[Interface dataset entries]
= Beginning of Section =

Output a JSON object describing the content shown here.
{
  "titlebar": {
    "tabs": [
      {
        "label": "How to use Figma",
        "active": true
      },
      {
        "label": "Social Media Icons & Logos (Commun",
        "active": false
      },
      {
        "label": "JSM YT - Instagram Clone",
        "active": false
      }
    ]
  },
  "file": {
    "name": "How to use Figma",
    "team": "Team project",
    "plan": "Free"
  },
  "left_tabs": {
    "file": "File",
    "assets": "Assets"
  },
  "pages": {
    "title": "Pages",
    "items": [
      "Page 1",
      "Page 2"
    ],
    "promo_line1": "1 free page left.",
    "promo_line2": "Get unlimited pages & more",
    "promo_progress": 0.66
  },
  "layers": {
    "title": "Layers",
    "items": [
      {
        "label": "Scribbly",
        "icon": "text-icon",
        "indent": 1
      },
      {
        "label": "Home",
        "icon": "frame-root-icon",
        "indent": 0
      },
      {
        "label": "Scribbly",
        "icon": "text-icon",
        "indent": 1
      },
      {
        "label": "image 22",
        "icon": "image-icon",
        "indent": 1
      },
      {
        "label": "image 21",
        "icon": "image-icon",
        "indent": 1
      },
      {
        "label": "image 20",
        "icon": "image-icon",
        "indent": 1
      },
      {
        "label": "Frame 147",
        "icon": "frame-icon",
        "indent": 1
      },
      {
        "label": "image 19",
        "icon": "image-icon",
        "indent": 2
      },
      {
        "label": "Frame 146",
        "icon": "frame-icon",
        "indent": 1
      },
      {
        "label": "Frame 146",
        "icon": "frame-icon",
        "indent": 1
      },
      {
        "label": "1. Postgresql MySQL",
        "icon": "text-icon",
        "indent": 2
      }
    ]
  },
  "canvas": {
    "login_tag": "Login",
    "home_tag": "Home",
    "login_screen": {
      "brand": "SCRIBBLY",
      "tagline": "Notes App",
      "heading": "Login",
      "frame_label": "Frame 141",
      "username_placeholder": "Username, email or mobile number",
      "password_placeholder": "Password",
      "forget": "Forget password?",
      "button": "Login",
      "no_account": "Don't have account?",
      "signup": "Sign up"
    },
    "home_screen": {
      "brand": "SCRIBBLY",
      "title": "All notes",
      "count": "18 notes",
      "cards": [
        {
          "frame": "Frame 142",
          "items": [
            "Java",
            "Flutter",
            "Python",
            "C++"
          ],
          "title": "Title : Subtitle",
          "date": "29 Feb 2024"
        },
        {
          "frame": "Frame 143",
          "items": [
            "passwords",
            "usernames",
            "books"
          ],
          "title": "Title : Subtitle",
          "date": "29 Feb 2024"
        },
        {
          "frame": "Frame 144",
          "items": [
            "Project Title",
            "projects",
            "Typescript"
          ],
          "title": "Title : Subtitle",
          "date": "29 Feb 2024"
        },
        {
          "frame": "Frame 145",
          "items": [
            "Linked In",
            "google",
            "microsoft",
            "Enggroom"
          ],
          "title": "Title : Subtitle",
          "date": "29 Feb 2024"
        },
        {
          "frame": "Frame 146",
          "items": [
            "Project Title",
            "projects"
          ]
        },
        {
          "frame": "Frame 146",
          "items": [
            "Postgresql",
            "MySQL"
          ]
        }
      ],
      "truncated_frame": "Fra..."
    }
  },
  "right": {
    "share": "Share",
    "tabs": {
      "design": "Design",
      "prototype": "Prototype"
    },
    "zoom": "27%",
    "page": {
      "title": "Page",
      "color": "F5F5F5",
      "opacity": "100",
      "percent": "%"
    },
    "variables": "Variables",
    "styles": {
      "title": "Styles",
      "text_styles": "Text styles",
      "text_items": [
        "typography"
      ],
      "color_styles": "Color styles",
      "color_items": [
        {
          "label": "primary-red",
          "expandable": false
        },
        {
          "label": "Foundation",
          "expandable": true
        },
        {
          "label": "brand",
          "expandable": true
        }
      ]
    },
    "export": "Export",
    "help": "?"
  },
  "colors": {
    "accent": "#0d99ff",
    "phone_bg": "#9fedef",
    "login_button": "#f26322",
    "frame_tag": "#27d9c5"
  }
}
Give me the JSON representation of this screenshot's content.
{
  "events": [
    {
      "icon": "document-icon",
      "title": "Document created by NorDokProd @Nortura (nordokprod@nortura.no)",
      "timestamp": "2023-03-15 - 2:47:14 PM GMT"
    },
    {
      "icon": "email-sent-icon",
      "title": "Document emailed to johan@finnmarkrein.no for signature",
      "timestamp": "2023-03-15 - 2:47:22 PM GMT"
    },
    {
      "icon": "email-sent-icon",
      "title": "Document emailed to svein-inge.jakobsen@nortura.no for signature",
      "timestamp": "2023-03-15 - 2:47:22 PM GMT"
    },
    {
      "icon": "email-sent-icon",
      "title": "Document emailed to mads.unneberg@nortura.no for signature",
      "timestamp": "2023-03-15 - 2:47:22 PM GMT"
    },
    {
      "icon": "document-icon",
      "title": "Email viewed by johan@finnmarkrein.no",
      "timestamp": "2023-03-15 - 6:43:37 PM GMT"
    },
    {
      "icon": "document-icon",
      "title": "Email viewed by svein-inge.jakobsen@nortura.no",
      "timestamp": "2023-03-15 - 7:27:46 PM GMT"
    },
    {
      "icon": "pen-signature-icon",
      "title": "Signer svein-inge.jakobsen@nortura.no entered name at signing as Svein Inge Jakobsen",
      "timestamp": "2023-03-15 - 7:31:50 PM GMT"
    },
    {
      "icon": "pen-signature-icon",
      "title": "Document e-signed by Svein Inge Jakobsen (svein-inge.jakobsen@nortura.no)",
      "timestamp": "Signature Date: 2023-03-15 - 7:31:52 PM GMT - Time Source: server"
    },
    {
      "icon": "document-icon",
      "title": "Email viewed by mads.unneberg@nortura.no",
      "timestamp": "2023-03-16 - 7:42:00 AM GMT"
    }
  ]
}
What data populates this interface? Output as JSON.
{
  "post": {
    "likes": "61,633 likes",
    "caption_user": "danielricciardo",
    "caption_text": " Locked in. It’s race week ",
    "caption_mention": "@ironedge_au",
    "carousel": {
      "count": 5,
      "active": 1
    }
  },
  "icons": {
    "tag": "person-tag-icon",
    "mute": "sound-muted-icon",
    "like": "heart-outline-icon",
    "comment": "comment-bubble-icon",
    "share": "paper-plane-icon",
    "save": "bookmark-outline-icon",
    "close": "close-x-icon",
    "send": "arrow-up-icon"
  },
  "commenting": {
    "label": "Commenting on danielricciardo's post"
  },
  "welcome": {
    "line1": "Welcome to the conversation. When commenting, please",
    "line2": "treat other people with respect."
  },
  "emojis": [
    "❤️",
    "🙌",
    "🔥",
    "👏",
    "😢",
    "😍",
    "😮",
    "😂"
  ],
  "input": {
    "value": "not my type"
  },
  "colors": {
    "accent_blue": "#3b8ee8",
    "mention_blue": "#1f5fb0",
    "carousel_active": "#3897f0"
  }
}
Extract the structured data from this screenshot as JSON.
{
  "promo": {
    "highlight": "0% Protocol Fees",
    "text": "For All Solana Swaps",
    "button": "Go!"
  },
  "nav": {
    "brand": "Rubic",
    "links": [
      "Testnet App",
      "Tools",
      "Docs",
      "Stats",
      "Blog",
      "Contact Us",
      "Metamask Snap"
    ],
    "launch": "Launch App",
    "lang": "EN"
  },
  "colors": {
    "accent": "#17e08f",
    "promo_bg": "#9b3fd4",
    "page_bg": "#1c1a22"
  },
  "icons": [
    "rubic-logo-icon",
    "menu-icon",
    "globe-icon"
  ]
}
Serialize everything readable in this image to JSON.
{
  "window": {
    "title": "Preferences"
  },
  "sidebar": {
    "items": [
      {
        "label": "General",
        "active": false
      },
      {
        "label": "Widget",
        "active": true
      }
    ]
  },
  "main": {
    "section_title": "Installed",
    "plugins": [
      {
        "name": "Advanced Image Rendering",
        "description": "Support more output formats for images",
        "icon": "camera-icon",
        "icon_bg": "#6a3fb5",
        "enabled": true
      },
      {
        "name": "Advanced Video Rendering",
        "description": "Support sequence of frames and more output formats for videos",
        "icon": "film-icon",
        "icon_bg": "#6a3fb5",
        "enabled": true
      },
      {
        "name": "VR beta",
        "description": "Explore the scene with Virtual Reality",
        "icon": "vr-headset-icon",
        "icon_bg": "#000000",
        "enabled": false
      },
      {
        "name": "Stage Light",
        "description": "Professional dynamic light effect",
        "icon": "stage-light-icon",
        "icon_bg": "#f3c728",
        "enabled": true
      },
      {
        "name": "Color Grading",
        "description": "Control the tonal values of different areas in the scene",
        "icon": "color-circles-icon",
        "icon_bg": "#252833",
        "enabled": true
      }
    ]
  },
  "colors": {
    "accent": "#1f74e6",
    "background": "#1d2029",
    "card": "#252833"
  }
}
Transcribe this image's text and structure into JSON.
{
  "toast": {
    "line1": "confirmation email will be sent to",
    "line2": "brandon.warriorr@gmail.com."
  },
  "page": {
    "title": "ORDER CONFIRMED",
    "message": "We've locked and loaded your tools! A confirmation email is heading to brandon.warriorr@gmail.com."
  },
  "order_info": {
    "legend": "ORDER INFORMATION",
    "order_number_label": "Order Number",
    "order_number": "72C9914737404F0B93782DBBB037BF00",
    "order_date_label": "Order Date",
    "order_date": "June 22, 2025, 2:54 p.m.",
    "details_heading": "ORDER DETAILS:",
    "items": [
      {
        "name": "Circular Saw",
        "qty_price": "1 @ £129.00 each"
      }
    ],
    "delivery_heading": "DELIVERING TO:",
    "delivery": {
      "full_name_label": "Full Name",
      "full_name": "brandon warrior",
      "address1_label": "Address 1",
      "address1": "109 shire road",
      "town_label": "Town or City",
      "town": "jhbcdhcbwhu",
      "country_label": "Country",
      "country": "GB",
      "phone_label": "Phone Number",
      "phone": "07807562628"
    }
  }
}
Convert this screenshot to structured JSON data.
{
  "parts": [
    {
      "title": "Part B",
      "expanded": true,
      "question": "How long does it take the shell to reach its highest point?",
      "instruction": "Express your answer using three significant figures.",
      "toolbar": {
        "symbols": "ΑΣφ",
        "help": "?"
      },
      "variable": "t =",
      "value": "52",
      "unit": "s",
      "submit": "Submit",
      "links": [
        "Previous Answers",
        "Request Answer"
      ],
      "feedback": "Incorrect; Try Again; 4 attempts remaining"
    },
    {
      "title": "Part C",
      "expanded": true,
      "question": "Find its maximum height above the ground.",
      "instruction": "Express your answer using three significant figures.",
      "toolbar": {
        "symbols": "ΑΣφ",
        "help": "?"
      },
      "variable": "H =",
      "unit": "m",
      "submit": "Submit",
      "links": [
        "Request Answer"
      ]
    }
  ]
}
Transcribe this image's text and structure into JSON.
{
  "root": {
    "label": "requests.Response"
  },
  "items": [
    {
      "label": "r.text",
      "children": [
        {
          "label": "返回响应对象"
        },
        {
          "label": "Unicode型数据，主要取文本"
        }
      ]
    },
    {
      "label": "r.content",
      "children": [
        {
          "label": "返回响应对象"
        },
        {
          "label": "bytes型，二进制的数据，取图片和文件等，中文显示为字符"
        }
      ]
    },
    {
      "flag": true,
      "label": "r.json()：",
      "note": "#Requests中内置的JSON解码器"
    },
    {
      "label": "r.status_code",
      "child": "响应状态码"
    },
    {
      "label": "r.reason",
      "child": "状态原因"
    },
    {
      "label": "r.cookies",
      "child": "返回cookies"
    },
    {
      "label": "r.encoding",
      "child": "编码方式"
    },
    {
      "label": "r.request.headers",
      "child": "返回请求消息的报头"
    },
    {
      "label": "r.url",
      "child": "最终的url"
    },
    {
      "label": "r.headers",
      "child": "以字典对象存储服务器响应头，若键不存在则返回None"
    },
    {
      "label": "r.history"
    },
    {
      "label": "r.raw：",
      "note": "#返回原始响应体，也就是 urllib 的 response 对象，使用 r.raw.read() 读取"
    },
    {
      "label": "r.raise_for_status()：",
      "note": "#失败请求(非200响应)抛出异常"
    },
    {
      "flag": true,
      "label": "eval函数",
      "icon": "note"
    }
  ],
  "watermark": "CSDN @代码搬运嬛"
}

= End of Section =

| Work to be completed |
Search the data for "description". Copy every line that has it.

| Answer below |
        "description": "Support more output formats for images",
        "description": "Support sequence of frames and more output formats for videos",
        "description": "Explore the scene with Virtual Reality",
        "description": "Professional dynamic light effect",
        "description": "Control the tonal values of different areas in the scene",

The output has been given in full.